Before discussing how to improve a quesadilla, I think it's important to first talk about pizza.
Look at this picture of a cheese pizza that I found online:
Looks good right? Sure does. But what if I was to ask you why it looks good? What about this pizza makes you think it'd taste delicious? My guess is that your answer would have something to do with all those gooey, melted strands of cheese. Right?
But I'd argue that while those gooey, melted strands of cheese are indeed a glorious, they're not actually contributing much when it comes to the flavor of the pizza. Rather, they're playing a crucial textural role—and though texture works closely in conjunction with flavor, it isn't flavor exactly. What is doing the heavy lifting re: the flavor we most associate with a great cheese pizza, are all those brown spots of cheese. Those are all the spots of cheese that have caramelized, creating that rich, toasted flavor you love when you bite into your favorite slice of pizza.
A classic quesadilla has the cook melt the cheese inside of a tortilla placed on a hot griddle. The tortilla transmits the griddle's heat evenly, the cheese melts, everyone is happy (and in the case of this huitlacoche quesadilla I ate in Mexico City last year, very, very happy). But no part of this process allows the cheese to get hot enough to create those rich, caramelized flavors. It never occurred to me to try to add, we'll call it, "pizza cheese" flavor to a quesadilla before, but then, on that same trip to Mexico, I saw something that changed my mind. While waiting for a late lunch of tacos arabes in Puebla, I watch the cook take take the cheese destined for my taco and scatter it directly on the griddle. She then placed a warm tortilla on top of that, waited about 45 seconds, and scooped the entire thing up. One side of the cheese was browned and delicious, the other side gooey and fused to the tortilla. It's was brilliant. And that simple technique has forever improved the quesadillas I make at home.
Here how to do it.
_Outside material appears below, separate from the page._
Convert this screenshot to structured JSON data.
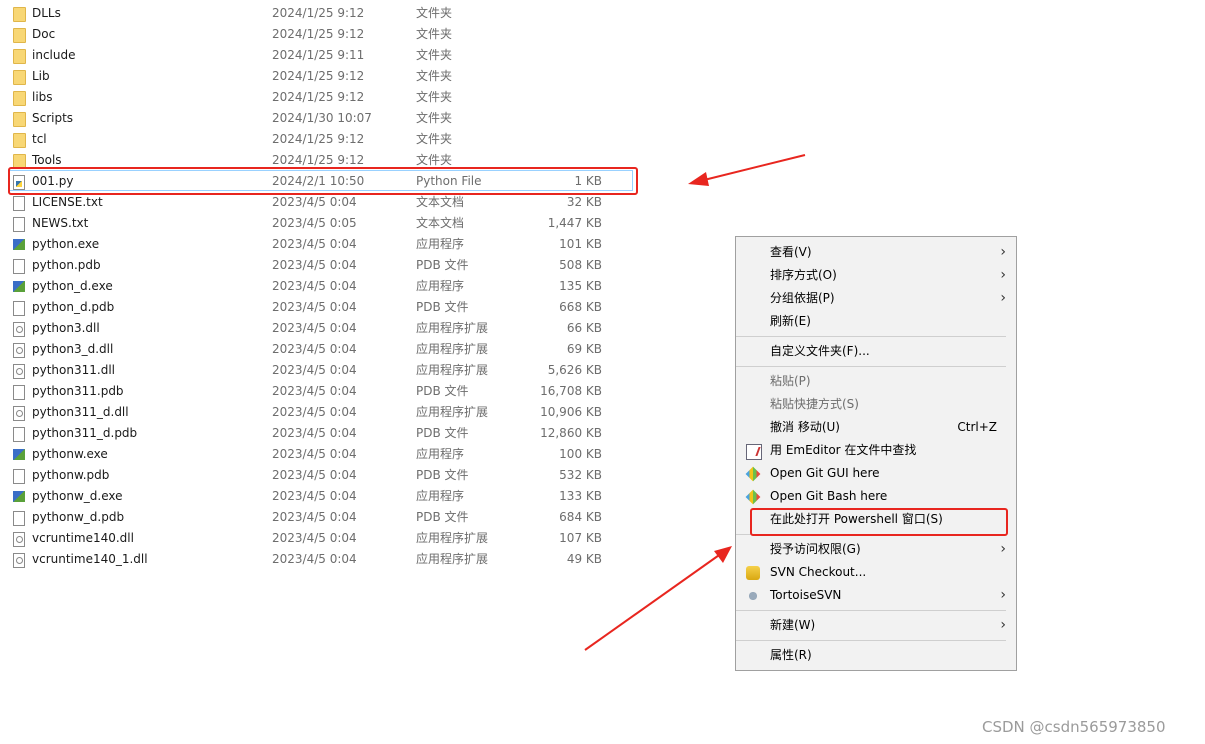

After either procuring or producing tortillas, it's time to grate some cheese. If you want to keep it authentic, go with a nice Oaxacan melting cheese, which is essentially a Mexican mozzarella. Most days though I use a combination of pepper jack (which, as far as comfort and classiness is concerned, is like the sweatpants of cheese), medium cheddar, and low-moisture whole milk mozzarella.
Heat a griddle or non-stick pan over medium heat, then add the pepper-jack and cheddar in little, tortilla-sized circles.
Immediately top with pre-warmed tortillas, pressing lightly to adhere to the melting cheese. It'll take only 30-45 seconds to caramelize nicely. This is something you'll be able to smell happening.
Use a spatula to free the cheese from the pan and invert it.
Here I add just a little extra mozzarella to bring a melty, stringy texture to the game. Fold the tortillas in half and cook on both sides until the cheese is melted. Feel free to add a little oil to the pan if you want to crisp up the outside of the tortilla.
And there it is. An insanely delicious, caramelized cheese quesadilla.
Cover this with salsa, and dig in.
OR, make some rajas for the filling.
Grill some onions, roast a poblano or two, and then chop them up with cilantro, salt, and fresh lime juice.
There is nothing in the world worth learning that you can't learn from pizza and a Mexican cook.